## What to work on
What lines of the data below hold "querying"? Show them.

## Dataset content
---+---
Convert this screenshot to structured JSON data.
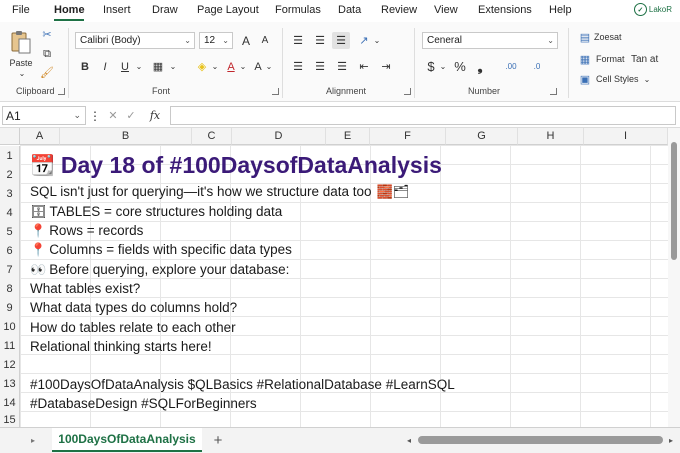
{
  "menu": {
    "tabs": [
      "File",
      "Home",
      "Insert",
      "Draw",
      "Page Layout",
      "Formulas",
      "Data",
      "Review",
      "View",
      "Extensions",
      "Help"
    ],
    "brand": "LakoR"
  },
  "ribbon": {
    "clipboard": {
      "paste_label": "Paste",
      "group_label": "Clipboard"
    },
    "font": {
      "font_name": "Calibri (Body)",
      "font_size": "12",
      "grow_label": "A",
      "shrink_label": "A",
      "bold": "B",
      "italic": "I",
      "underline": "U",
      "group_label": "Font"
    },
    "alignment": {
      "group_label": "Alignment"
    },
    "number": {
      "format": "Ceneral",
      "currency": "$",
      "percent": "%",
      "group_label": "Number"
    },
    "styles": {
      "conditional": "Zoesat",
      "format_as": "Format",
      "format_as_extra": "Tan at",
      "cell_styles": "Cell Styles"
    }
  },
  "formula_bar": {
    "name_box": "A1",
    "fx": "fx",
    "value": ""
  },
  "columns": [
    "A",
    "B",
    "C",
    "D",
    "E",
    "F",
    "G",
    "H",
    "I"
  ],
  "rows": [
    "1",
    "2",
    "3",
    "4",
    "5",
    "6",
    "7",
    "8",
    "9",
    "10",
    "11",
    "12",
    "13",
    "14",
    "15"
  ],
  "content": {
    "title": "Day 18 of #100DaysofDataAnalysis",
    "title_emoji": "📆",
    "line1": "SQL isn't just for querying—it's how we structure data too",
    "line1_emoji": "🧱🗂",
    "line2": "TABLES = core structures holding data",
    "line2_emoji": "🗄",
    "line3": "Rows = records",
    "line3_emoji": "📍",
    "line4": "Columns = fields with specific data types",
    "line4_emoji": "📍",
    "line5": "Before querying, explore your database:",
    "line5_emoji": "👀",
    "line6": "What tables exist?",
    "line7": "What data types do columns hold?",
    "line8": "How do tables relate to each other",
    "line9": "Relational thinking starts here!",
    "line10": "#100DaysOfDataAnalysis $QLBasics #RelationalDatabase #LearnSQL",
    "line11": "#DatabaseDesign #SQLForBeginners"
  },
  "sheet": {
    "tab_name": "100DaysOfDataAnalysis",
    "add_label": "+"
  },
  "colors": {
    "accent": "#1e7145",
    "title": "#3b1a78"
  }
}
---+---
## Answer area
    "line1": "SQL isn't just for querying—it's how we structure data too",
    "line5": "Before querying, explore your database:",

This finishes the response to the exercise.